Work required. Work through the data and report how many lines include the string "JSON", giving the number alone.

☆ ☆ ☆ ☆

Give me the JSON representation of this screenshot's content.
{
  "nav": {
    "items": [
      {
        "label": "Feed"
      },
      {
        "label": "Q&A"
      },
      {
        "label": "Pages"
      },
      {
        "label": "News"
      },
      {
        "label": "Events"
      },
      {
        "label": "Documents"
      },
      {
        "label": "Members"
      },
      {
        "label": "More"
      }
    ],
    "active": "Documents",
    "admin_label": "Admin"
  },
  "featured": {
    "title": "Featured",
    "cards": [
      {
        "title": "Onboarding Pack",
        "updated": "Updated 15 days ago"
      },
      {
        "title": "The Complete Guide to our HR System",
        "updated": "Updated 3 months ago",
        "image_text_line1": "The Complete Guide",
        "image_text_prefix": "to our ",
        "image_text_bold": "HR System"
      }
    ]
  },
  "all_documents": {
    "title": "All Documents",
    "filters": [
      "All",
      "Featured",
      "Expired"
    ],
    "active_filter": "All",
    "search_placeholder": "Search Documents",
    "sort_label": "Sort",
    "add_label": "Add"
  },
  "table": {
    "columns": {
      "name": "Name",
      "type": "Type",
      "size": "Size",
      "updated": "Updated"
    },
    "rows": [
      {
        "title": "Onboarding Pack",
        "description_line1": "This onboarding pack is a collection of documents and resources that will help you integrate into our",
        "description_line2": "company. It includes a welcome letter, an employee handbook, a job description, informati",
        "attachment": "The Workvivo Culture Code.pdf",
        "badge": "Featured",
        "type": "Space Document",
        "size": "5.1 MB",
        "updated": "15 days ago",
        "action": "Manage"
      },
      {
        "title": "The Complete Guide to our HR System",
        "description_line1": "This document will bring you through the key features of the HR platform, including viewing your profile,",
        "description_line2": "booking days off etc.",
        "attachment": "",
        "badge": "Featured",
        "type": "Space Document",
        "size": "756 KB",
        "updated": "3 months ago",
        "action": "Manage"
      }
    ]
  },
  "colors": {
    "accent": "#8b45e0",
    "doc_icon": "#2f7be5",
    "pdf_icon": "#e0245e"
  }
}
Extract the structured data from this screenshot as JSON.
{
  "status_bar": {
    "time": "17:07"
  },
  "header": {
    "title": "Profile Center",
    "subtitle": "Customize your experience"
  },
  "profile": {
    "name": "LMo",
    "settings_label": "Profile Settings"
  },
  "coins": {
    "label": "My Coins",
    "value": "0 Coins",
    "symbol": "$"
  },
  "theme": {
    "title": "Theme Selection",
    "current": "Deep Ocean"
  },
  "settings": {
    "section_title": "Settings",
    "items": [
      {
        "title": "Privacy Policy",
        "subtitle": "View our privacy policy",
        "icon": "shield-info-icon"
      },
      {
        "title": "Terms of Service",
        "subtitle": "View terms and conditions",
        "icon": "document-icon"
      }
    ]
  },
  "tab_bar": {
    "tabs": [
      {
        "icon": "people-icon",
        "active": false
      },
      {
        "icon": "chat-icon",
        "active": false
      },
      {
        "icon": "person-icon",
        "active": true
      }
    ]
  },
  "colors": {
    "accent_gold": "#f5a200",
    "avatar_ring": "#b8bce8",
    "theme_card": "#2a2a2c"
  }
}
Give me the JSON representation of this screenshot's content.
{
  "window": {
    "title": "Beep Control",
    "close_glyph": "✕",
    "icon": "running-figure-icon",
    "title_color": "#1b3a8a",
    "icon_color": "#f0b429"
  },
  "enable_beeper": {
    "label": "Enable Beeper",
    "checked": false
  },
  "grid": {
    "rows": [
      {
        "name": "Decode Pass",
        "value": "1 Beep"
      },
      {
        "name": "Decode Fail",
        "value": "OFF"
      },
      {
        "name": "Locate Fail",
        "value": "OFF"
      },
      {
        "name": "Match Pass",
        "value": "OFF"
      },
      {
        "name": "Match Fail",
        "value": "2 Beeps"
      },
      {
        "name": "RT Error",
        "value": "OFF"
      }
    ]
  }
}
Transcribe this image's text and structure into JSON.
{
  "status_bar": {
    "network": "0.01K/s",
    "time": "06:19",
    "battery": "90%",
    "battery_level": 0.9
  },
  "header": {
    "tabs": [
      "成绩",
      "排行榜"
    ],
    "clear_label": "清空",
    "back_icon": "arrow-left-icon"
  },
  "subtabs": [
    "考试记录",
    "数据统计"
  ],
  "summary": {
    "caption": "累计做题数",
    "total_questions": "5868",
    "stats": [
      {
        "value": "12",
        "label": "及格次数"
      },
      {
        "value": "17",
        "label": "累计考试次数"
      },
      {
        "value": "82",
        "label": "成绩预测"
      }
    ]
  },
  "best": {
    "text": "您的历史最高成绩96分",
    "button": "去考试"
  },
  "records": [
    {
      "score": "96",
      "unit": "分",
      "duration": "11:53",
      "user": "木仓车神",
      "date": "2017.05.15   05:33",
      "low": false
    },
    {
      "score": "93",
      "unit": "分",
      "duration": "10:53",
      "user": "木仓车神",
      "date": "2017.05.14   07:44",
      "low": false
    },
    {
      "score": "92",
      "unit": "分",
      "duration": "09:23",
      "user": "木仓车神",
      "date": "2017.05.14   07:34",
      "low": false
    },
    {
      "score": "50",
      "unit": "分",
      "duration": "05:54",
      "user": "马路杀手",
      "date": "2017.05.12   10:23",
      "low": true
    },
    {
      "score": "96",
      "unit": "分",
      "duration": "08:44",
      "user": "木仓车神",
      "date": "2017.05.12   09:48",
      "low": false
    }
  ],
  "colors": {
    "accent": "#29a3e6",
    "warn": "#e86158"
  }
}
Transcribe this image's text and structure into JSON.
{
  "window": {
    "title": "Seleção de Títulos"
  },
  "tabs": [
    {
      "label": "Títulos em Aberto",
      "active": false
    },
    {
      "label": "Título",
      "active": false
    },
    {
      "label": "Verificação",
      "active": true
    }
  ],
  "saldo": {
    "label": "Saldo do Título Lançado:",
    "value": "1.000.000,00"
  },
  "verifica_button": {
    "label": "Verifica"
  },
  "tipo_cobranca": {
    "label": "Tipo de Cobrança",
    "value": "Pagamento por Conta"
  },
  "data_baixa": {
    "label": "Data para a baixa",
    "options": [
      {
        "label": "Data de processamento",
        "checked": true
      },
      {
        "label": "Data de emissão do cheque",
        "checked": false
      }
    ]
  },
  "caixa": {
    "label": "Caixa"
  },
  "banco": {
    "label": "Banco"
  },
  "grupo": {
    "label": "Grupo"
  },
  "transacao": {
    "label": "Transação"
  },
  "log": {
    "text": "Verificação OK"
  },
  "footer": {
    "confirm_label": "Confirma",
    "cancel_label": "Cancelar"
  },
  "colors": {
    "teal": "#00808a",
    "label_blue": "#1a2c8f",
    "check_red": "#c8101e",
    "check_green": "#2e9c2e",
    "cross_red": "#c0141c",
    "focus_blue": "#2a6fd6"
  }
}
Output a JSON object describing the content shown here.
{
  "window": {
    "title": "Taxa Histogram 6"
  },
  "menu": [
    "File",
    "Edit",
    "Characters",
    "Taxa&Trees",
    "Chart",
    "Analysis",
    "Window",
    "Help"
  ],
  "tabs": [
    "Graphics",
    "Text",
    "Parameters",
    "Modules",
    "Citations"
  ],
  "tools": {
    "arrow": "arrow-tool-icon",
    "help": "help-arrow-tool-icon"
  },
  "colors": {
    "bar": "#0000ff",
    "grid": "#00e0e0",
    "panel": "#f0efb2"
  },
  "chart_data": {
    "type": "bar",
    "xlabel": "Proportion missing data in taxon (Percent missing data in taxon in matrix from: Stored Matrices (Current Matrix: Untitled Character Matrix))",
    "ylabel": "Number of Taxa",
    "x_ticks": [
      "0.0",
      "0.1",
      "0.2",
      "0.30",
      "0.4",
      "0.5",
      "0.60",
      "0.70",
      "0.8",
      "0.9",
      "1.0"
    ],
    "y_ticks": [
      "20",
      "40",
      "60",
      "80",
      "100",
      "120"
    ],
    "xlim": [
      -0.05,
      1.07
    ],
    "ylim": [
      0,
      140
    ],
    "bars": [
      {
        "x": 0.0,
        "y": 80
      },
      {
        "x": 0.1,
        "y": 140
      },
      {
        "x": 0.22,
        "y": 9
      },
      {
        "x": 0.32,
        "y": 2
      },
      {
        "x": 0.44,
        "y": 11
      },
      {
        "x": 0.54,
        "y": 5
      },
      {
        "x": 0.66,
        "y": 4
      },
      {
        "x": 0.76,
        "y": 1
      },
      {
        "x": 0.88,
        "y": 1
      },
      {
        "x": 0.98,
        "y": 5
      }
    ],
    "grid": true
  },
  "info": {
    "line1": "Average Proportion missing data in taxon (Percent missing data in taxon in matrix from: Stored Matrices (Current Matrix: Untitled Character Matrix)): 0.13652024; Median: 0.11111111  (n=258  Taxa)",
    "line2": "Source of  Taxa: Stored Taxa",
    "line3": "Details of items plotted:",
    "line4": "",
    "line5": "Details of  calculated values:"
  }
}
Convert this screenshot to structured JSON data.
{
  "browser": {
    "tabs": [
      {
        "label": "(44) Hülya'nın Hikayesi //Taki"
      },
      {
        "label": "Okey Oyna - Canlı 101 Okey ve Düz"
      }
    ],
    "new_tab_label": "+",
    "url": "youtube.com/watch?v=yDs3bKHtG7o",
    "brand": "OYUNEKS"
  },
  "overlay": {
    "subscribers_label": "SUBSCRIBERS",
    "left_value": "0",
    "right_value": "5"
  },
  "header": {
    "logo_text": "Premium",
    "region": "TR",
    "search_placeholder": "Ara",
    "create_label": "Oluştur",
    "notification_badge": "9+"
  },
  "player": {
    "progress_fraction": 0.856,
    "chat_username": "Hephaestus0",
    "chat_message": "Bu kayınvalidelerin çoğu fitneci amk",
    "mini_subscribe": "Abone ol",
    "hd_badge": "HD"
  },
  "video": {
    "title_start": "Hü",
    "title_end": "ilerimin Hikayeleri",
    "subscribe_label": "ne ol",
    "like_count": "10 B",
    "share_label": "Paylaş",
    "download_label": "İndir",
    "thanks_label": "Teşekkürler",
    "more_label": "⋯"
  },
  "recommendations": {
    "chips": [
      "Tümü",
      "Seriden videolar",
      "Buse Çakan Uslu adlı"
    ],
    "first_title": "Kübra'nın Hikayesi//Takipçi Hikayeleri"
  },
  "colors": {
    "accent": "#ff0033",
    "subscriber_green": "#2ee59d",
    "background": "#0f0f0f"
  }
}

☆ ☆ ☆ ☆

Solution for this exercise. 7